EXERCISE BRIEF => Your copy of the data should leave out the images and match everything else exactly.

* * * * * * * * *

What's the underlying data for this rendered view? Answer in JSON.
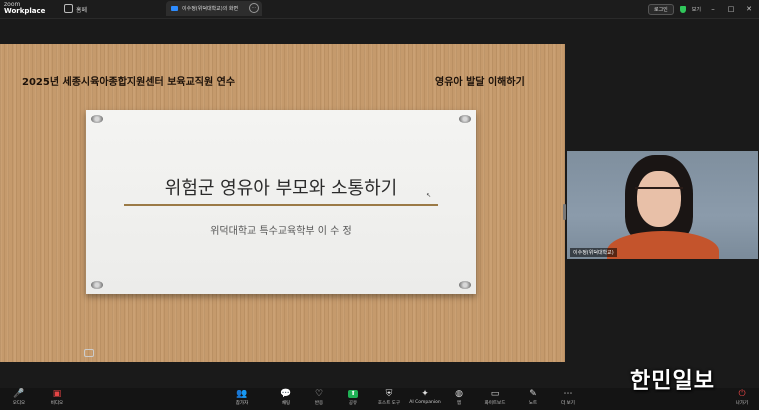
{
  "titlebar": {
    "brand_line1": "zoom",
    "brand_line2": "Workplace",
    "home_tab": "홈페",
    "meeting_tab": "이수정(위덕대학교)의 화면",
    "meeting_tab_close": "⋯",
    "pill_label": "로그인",
    "shield_text": "보기",
    "minimize": "–",
    "maximize": "□",
    "close": "✕"
  },
  "slide": {
    "header_left": "2025년 세종시육아종합지원센터 보육교직원 연수",
    "header_right": "영유아 발달 이해하기",
    "title": "위험군 영유아 부모와 소통하기",
    "subtitle": "위덕대학교 특수교육학부    이 수 정"
  },
  "video": {
    "participant_name": "이수정(위덕대학교)"
  },
  "toolbar": {
    "items": [
      {
        "label": "오디오",
        "glyph": "🎤"
      },
      {
        "label": "비디오",
        "glyph": "▣"
      },
      {
        "label": "참가자",
        "glyph": "👥"
      },
      {
        "label": "채팅",
        "glyph": "💬"
      },
      {
        "label": "반응",
        "glyph": "♡"
      },
      {
        "label": "공유",
        "glyph": "⬆"
      },
      {
        "label": "호스트 도구",
        "glyph": "⛨"
      },
      {
        "label": "AI Companion",
        "glyph": "✦"
      },
      {
        "label": "앱",
        "glyph": "◍"
      },
      {
        "label": "화이트보드",
        "glyph": "▭"
      },
      {
        "label": "노트",
        "glyph": "✎"
      },
      {
        "label": "더 보기",
        "glyph": "⋯"
      },
      {
        "label": "나가기",
        "glyph": "⏻"
      }
    ]
  },
  "watermark": "한민일보",
  "colors": {
    "wood": "#c59a6c",
    "accent_green": "#1fb155",
    "zoom_blue": "#2d8cff"
  }
}
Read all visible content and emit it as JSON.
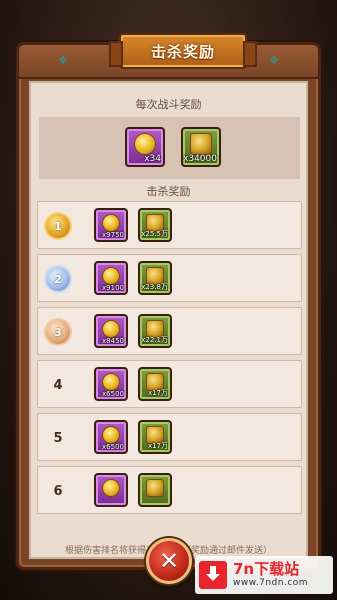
{
  "dialog": {
    "title": "击杀奖励",
    "battle_label": "每次战斗奖励",
    "kill_label": "击杀奖励",
    "footer": "根据伤害排名将获得对应奖励（奖励通过邮件发送）",
    "close_glyph": "✕"
  },
  "battle_rewards": [
    {
      "type": "purple-coin",
      "qty": "x34"
    },
    {
      "type": "green-coin",
      "qty": "x34000"
    }
  ],
  "kill_rewards": [
    {
      "rank": "1",
      "medal": "gold",
      "items": [
        {
          "type": "purple-coin",
          "qty": "x9750"
        },
        {
          "type": "green-coin",
          "qty": "x25.5万"
        }
      ]
    },
    {
      "rank": "2",
      "medal": "silver",
      "items": [
        {
          "type": "purple-coin",
          "qty": "x9100"
        },
        {
          "type": "green-coin",
          "qty": "x23.8万"
        }
      ]
    },
    {
      "rank": "3",
      "medal": "bronze",
      "items": [
        {
          "type": "purple-coin",
          "qty": "x8450"
        },
        {
          "type": "green-coin",
          "qty": "x22.1万"
        }
      ]
    },
    {
      "rank": "4",
      "medal": "",
      "items": [
        {
          "type": "purple-coin",
          "qty": "x6500"
        },
        {
          "type": "green-coin",
          "qty": "x17万"
        }
      ]
    },
    {
      "rank": "5",
      "medal": "",
      "items": [
        {
          "type": "purple-coin",
          "qty": "x6500"
        },
        {
          "type": "green-coin",
          "qty": "x17万"
        }
      ]
    },
    {
      "rank": "6",
      "medal": "",
      "items": [
        {
          "type": "purple-coin",
          "qty": ""
        },
        {
          "type": "green-coin",
          "qty": ""
        }
      ]
    }
  ],
  "watermark": {
    "main": "7n下载站",
    "sub": "www.7ndn.com"
  },
  "colors": {
    "board": "#7a4628",
    "paper": "#eadccf",
    "title_plaque": "#d8882c",
    "close_button": "#c02818",
    "watermark_red": "#e8252a"
  }
}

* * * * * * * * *

OUTPUT OF THE EXERCISE =>
What's the underlying data for this rendered view? Answer in JSON.
{
  "titlebar": {
    "brand_line1": "zoom",
    "brand_line2": "Workplace",
    "home_tab": "홈페",
    "meeting_tab": "이수정(위덕대학교)의 화면",
    "meeting_tab_close": "⋯",
    "pill_label": "로그인",
    "shield_text": "보기",
    "minimize": "–",
    "maximize": "□",
    "close": "✕"
  },
  "slide": {
    "header_left": "2025년 세종시육아종합지원센터 보육교직원 연수",
    "header_right": "영유아 발달 이해하기",
    "title": "위험군 영유아 부모와 소통하기",
    "subtitle": "위덕대학교 특수교육학부    이 수 정"
  },
  "video": {
    "participant_name": "이수정(위덕대학교)"
  },
  "toolbar": {
    "items": [
      {
        "label": "오디오",
        "glyph": "🎤"
      },
      {
        "label": "비디오",
        "glyph": "▣"
      },
      {
        "label": "참가자",
        "glyph": "👥"
      },
      {
        "label": "채팅",
        "glyph": "💬"
      },
      {
        "label": "반응",
        "glyph": "♡"
      },
      {
        "label": "공유",
        "glyph": "⬆"
      },
      {
        "label": "호스트 도구",
        "glyph": "⛨"
      },
      {
        "label": "AI Companion",
        "glyph": "✦"
      },
      {
        "label": "앱",
        "glyph": "◍"
      },
      {
        "label": "화이트보드",
        "glyph": "▭"
      },
      {
        "label": "노트",
        "glyph": "✎"
      },
      {
        "label": "더 보기",
        "glyph": "⋯"
      },
      {
        "label": "나가기",
        "glyph": "⏻"
      }
    ]
  },
  "watermark": "한민일보",
  "colors": {
    "wood": "#c59a6c",
    "accent_green": "#1fb155",
    "zoom_blue": "#2d8cff"
  }
}
Read all visible content and emit it as JSON.
{
  "dialog": {
    "title": "击杀奖励",
    "battle_label": "每次战斗奖励",
    "kill_label": "击杀奖励",
    "footer": "根据伤害排名将获得对应奖励（奖励通过邮件发送）",
    "close_glyph": "✕"
  },
  "battle_rewards": [
    {
      "type": "purple-coin",
      "qty": "x34"
    },
    {
      "type": "green-coin",
      "qty": "x34000"
    }
  ],
  "kill_rewards": [
    {
      "rank": "1",
      "medal": "gold",
      "items": [
        {
          "type": "purple-coin",
          "qty": "x9750"
        },
        {
          "type": "green-coin",
          "qty": "x25.5万"
        }
      ]
    },
    {
      "rank": "2",
      "medal": "silver",
      "items": [
        {
          "type": "purple-coin",
          "qty": "x9100"
        },
        {
          "type": "green-coin",
          "qty": "x23.8万"
        }
      ]
    },
    {
      "rank": "3",
      "medal": "bronze",
      "items": [
        {
          "type": "purple-coin",
          "qty": "x8450"
        },
        {
          "type": "green-coin",
          "qty": "x22.1万"
        }
      ]
    },
    {
      "rank": "4",
      "medal": "",
      "items": [
        {
          "type": "purple-coin",
          "qty": "x6500"
        },
        {
          "type": "green-coin",
          "qty": "x17万"
        }
      ]
    },
    {
      "rank": "5",
      "medal": "",
      "items": [
        {
          "type": "purple-coin",
          "qty": "x6500"
        },
        {
          "type": "green-coin",
          "qty": "x17万"
        }
      ]
    },
    {
      "rank": "6",
      "medal": "",
      "items": [
        {
          "type": "purple-coin",
          "qty": ""
        },
        {
          "type": "green-coin",
          "qty": ""
        }
      ]
    }
  ],
  "watermark": {
    "main": "7n下载站",
    "sub": "www.7ndn.com"
  },
  "colors": {
    "board": "#7a4628",
    "paper": "#eadccf",
    "title_plaque": "#d8882c",
    "close_button": "#c02818",
    "watermark_red": "#e8252a"
  }
}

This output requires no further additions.